The night of Kaat’s victory in Chicago, the Dodgers’ Sandy Koufax pitched a perfect game against the Chicago Cubs. The Twins, focused on winning the franchise’s first pennant in 32 years, probably paid little attention but they would witness the same pitching dominance a month later with a World Series championship on the line.
The Sporting News
ProQuest Historical Newspapers
1 Dave Condon, “In the Wake of the News,” Chicago Tribune, September 10, 1965, C1.
2 John Hall, “Chicago Showdown,” Los Angeles Times, September 8, 1965, B3. .
3 Jerome Holtzman, ‘Who Says Pennant Race Is Over?’ White Sox Ask, The Sporting News, September 18, 1965, 6.
4 Max Nichols, “Hall’s ‘Tired Bat’ Pumps New Life Into Twins,” The Sporting News, September 25, 1965, 13.
5 Dave Condon, “In the Wake of the News,” Chicago Tribune, September 9, 1965, F1.
8 Condon, September 10, 1965.

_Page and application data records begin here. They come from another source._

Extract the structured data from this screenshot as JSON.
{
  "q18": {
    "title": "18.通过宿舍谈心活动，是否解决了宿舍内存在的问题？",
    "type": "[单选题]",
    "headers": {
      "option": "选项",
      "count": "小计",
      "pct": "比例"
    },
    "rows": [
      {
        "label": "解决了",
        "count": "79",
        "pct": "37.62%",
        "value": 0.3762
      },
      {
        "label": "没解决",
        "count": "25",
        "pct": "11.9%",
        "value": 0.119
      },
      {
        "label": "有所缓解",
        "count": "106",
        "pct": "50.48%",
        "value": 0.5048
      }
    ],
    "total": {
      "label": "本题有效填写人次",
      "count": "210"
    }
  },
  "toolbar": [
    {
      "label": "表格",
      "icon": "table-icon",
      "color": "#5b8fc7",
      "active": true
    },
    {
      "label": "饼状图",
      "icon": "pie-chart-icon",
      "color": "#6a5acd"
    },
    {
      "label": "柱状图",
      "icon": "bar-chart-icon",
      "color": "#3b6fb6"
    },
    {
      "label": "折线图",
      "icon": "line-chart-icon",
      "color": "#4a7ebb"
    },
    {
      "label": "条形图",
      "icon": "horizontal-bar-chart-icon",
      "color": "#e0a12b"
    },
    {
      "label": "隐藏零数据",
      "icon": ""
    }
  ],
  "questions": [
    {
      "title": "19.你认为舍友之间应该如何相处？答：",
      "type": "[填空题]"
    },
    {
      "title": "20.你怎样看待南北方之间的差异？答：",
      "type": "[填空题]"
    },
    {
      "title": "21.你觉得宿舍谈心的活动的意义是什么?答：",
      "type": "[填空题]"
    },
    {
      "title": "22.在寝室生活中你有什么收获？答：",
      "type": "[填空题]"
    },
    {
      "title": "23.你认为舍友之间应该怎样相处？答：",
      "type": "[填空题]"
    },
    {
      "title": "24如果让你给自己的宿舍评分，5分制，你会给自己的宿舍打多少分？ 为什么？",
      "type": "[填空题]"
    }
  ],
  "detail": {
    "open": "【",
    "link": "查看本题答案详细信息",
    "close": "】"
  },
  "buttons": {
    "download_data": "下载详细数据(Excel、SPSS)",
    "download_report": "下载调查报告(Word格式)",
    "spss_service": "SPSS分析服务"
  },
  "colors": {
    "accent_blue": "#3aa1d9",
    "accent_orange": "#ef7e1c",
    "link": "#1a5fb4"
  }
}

10 Edward Prell, “Minnesota Leads by 7; 19 to Play,” Chicago Tribune, September 10, 1965, C1, 2.
11 Condon, September 10, 1965.